What is the number of lines in the data holding the word "placeholder"? Give that number by itself.
(GIVEN RECORDS begins)
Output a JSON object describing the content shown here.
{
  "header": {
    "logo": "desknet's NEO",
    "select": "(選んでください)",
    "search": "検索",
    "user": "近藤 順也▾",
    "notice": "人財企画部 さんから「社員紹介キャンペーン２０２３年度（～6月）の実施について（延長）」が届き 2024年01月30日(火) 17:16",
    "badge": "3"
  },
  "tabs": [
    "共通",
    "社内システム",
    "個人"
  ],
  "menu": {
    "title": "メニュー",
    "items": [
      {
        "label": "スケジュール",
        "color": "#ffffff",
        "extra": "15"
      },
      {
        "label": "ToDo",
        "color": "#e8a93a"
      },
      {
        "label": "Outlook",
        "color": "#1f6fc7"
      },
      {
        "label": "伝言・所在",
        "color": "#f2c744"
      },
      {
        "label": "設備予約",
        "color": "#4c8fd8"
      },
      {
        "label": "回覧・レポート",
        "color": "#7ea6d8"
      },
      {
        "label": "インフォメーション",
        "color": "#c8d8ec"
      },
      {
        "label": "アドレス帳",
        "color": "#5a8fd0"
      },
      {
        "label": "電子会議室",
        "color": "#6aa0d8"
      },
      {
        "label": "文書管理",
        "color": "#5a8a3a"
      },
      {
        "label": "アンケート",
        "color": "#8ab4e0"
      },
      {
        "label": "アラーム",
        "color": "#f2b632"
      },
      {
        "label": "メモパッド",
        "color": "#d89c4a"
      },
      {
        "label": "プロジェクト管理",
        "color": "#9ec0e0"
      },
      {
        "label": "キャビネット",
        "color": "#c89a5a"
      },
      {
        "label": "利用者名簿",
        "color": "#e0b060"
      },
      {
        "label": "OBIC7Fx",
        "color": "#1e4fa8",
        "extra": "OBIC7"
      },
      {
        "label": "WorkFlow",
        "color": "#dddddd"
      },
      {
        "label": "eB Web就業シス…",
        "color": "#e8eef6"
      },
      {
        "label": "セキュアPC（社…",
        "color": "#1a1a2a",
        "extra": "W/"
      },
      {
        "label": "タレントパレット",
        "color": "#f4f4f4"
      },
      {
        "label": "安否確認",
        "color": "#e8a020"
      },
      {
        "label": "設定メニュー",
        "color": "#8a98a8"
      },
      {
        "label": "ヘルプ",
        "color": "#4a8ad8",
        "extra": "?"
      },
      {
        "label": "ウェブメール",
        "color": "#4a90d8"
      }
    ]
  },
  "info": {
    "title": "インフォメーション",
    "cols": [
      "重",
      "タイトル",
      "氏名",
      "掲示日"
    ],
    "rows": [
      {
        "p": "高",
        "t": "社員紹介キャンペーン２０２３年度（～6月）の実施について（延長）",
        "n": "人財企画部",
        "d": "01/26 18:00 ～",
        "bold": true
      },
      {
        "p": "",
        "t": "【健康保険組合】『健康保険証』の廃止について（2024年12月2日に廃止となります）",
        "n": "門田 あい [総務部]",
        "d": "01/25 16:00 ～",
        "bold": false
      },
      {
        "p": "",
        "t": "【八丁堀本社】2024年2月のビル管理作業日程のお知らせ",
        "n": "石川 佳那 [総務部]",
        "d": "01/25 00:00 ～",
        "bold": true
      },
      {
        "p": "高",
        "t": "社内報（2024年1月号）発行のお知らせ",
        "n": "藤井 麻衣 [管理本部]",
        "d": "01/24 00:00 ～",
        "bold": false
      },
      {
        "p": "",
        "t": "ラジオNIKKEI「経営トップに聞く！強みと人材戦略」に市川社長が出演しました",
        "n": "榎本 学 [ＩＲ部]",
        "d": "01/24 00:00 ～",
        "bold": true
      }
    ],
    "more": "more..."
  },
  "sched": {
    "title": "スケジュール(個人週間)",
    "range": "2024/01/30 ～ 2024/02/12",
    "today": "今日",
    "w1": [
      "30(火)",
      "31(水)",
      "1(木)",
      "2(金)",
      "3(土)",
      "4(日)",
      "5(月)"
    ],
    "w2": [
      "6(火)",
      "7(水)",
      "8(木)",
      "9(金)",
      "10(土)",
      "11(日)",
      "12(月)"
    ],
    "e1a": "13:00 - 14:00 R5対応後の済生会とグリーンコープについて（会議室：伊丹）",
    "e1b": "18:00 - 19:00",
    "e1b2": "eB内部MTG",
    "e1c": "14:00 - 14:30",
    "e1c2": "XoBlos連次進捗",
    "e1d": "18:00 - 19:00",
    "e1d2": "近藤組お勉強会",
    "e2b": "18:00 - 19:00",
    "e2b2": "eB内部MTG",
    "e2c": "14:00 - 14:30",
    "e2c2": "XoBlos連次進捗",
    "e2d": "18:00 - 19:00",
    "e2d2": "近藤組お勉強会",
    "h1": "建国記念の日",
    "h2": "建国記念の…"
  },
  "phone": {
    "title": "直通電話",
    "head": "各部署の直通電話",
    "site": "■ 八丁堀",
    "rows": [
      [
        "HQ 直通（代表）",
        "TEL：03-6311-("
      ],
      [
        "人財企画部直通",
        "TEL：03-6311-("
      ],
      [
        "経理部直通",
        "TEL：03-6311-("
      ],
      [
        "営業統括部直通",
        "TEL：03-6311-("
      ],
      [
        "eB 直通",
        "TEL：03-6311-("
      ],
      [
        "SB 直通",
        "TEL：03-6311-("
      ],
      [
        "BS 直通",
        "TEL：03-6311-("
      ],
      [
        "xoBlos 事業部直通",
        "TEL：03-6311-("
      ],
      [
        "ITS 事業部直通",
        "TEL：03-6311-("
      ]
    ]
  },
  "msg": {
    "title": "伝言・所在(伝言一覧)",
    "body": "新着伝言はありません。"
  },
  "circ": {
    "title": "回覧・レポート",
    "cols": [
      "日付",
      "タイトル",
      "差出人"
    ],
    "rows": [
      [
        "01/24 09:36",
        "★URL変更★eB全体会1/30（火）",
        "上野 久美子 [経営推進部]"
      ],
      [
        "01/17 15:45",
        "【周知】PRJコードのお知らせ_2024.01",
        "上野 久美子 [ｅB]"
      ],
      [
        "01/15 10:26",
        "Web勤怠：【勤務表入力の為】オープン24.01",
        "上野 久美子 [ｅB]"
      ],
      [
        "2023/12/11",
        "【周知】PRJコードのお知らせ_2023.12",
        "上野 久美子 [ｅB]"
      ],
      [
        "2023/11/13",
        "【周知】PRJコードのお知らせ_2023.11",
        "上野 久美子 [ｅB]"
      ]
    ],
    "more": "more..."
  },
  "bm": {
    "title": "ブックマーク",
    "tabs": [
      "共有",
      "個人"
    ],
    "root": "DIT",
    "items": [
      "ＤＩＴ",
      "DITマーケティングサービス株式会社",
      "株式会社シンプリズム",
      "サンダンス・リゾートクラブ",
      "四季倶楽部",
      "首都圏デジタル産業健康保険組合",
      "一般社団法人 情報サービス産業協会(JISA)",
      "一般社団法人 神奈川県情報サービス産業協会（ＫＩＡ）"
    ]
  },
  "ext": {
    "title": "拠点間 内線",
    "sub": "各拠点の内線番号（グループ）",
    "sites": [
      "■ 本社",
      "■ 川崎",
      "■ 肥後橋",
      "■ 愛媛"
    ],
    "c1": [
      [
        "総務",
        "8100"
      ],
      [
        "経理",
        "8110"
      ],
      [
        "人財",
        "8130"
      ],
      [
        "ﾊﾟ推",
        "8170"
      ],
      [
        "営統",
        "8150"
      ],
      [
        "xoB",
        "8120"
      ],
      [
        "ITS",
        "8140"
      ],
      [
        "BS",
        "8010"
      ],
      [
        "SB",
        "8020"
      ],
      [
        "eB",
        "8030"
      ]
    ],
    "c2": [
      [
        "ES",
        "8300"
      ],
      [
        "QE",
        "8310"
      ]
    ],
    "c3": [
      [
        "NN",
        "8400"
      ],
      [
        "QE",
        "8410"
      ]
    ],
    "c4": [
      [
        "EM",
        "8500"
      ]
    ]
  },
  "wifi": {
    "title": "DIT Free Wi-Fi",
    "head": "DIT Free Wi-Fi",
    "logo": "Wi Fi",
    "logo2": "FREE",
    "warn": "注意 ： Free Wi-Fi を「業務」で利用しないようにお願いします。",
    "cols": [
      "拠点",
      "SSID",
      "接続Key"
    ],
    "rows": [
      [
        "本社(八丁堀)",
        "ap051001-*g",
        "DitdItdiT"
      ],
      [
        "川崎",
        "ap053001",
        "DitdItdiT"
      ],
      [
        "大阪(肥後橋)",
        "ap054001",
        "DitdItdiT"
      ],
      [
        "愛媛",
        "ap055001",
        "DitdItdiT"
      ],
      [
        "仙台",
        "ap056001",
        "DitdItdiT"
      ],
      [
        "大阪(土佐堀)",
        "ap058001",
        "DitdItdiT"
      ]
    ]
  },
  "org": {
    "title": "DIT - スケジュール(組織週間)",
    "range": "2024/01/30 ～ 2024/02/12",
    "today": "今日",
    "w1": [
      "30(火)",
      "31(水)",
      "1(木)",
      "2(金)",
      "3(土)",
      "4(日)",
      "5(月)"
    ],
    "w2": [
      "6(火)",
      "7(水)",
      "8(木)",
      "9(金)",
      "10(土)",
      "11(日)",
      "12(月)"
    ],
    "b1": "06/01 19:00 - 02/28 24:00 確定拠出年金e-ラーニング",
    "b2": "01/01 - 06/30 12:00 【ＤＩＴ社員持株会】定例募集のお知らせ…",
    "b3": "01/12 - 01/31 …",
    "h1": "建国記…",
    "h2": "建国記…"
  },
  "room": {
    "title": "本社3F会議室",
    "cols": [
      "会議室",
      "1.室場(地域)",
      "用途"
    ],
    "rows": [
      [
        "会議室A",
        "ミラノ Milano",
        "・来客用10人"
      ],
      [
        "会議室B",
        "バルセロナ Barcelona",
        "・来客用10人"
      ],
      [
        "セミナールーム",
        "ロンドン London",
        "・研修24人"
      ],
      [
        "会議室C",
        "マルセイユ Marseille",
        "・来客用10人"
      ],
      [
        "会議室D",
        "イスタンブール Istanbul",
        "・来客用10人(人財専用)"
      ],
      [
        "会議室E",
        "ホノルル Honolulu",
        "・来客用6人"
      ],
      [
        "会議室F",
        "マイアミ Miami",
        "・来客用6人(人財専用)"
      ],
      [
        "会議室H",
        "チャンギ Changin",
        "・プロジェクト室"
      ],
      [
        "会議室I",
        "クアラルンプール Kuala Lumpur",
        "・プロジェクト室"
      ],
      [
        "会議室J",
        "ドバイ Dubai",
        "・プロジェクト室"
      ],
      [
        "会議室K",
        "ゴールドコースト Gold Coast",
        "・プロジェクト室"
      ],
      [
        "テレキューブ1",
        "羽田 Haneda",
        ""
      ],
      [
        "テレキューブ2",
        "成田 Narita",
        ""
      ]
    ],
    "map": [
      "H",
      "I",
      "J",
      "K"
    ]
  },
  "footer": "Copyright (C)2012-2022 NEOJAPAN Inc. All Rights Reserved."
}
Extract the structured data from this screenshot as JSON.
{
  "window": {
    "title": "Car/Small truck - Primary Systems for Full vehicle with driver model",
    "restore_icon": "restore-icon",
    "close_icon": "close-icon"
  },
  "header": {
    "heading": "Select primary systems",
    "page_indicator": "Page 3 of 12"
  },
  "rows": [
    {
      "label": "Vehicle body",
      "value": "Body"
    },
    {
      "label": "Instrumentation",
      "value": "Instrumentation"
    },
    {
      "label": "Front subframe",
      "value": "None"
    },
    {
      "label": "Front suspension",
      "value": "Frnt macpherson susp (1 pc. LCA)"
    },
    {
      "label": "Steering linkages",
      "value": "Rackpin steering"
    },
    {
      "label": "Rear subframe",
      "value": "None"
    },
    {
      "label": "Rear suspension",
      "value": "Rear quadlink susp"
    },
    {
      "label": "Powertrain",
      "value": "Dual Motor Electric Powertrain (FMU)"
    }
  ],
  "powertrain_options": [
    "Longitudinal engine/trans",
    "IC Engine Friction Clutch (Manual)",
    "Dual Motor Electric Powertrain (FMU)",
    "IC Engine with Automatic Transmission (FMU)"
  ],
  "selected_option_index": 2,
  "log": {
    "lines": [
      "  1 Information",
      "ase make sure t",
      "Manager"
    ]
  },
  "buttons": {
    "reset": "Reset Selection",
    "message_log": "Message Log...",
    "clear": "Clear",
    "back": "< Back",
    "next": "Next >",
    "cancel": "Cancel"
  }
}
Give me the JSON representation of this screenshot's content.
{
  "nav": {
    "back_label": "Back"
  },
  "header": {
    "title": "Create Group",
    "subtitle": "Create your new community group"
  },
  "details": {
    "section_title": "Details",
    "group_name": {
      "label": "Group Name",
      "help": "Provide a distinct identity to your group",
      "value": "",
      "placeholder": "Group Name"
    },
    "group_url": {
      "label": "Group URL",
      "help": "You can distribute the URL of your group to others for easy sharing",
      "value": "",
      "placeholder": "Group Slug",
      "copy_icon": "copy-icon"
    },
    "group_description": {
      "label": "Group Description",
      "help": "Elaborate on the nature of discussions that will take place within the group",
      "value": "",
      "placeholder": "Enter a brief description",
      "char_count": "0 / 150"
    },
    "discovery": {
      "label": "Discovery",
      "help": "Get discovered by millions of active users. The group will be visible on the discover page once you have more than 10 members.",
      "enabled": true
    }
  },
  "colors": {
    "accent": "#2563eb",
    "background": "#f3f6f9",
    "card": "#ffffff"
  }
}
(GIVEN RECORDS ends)
» **ANSWER SPACE**:
3